Task data Start Marker

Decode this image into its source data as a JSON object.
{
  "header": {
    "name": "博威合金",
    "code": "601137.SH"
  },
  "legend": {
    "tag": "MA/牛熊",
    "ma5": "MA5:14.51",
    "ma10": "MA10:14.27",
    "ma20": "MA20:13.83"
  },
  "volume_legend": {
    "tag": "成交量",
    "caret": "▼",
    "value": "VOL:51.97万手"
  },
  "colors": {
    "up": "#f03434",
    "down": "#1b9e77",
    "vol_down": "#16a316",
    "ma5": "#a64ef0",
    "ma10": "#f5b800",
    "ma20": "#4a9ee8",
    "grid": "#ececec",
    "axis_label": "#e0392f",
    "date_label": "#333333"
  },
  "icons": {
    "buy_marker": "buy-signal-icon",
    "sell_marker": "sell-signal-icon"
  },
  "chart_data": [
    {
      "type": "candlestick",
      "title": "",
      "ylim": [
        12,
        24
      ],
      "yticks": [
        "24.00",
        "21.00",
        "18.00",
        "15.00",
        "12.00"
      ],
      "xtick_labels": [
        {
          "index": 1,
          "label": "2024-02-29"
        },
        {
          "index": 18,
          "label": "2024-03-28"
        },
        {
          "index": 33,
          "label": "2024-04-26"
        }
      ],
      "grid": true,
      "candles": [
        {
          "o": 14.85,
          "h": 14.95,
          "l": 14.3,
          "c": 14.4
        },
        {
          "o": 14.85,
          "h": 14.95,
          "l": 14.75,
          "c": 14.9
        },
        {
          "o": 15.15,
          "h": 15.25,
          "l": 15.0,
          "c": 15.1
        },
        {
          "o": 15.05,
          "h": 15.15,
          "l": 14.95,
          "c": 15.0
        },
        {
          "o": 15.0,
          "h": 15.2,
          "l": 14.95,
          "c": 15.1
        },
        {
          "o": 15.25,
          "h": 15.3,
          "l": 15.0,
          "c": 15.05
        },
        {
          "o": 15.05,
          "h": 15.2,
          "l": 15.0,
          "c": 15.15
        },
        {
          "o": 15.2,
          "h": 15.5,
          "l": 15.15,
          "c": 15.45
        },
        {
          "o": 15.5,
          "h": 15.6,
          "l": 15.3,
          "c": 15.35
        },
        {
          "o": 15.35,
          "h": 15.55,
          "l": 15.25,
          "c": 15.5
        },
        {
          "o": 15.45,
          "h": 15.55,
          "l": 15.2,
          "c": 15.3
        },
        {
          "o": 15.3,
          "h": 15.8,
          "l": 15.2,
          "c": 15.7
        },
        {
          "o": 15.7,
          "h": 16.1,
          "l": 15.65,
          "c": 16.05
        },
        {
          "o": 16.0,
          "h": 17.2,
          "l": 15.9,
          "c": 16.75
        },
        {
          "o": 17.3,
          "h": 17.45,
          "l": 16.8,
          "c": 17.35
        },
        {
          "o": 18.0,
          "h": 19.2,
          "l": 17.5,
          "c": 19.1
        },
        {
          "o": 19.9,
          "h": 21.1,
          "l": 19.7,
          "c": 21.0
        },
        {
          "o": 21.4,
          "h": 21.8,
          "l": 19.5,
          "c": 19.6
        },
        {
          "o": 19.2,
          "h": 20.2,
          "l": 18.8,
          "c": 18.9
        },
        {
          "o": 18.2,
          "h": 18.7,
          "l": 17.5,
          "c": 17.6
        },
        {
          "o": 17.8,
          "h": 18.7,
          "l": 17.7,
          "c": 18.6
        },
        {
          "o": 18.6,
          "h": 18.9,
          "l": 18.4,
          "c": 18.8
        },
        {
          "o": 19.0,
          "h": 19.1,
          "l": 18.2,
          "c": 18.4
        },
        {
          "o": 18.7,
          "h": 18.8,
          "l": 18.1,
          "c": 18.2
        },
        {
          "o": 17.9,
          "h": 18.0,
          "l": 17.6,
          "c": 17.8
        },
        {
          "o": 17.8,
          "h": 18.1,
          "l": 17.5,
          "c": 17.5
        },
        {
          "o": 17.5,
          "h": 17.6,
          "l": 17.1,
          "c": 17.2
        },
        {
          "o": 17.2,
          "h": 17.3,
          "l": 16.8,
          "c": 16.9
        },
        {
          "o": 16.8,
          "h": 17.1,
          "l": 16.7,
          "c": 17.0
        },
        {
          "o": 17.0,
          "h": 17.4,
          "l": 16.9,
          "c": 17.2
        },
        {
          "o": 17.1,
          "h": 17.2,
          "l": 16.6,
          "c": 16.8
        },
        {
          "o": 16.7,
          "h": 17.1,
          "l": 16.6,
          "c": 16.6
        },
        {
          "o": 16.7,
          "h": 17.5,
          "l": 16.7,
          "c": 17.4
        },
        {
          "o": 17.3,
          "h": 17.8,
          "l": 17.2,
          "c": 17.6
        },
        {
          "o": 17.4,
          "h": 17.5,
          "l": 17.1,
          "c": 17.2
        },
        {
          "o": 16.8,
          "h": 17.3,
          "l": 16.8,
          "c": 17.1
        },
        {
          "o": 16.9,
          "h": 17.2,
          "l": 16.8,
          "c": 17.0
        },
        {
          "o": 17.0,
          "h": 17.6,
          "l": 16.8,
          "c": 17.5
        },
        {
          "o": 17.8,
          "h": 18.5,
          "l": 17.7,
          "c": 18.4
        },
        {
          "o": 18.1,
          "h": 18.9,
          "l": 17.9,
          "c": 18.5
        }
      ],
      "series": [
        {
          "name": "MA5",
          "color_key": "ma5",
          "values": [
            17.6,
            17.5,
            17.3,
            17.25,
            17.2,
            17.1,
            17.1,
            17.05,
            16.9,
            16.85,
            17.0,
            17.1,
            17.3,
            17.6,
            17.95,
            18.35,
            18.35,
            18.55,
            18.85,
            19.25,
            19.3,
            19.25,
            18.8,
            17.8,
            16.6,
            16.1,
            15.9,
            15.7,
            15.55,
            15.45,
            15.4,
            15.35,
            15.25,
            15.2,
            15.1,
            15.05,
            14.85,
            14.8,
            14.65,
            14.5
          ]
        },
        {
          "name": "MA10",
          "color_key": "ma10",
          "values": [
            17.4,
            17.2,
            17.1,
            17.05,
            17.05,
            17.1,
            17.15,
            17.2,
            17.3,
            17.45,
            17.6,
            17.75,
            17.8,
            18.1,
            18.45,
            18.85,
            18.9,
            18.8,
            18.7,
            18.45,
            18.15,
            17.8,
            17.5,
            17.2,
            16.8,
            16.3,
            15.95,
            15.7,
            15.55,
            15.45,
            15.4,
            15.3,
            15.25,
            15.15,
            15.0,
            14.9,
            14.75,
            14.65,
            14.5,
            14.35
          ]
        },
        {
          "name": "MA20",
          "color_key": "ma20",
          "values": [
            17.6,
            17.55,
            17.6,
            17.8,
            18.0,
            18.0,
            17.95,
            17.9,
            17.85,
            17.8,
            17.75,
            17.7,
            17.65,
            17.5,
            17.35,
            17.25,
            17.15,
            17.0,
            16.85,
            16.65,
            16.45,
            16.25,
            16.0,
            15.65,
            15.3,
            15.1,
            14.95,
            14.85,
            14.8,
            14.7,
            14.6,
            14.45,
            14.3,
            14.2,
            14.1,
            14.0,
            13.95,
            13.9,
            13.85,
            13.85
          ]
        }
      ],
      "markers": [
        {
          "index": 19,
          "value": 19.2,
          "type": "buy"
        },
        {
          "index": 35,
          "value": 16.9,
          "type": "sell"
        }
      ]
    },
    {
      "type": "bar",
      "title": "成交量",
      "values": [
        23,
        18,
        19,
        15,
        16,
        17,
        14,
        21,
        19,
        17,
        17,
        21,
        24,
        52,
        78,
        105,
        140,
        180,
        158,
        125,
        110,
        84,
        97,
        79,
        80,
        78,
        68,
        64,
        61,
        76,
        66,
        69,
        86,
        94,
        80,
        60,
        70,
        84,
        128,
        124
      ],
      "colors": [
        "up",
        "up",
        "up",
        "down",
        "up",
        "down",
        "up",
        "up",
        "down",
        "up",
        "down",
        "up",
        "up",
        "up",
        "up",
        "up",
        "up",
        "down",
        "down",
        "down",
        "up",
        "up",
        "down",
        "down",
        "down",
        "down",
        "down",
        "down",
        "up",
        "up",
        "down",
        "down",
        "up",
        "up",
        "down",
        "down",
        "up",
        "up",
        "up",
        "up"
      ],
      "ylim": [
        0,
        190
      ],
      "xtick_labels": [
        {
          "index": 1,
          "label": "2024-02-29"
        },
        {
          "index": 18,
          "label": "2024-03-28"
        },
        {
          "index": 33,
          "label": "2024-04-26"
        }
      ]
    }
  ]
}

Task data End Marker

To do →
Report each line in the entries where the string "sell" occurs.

Answer area →
    "sell_marker": "sell-signal-icon"
          "type": "sell"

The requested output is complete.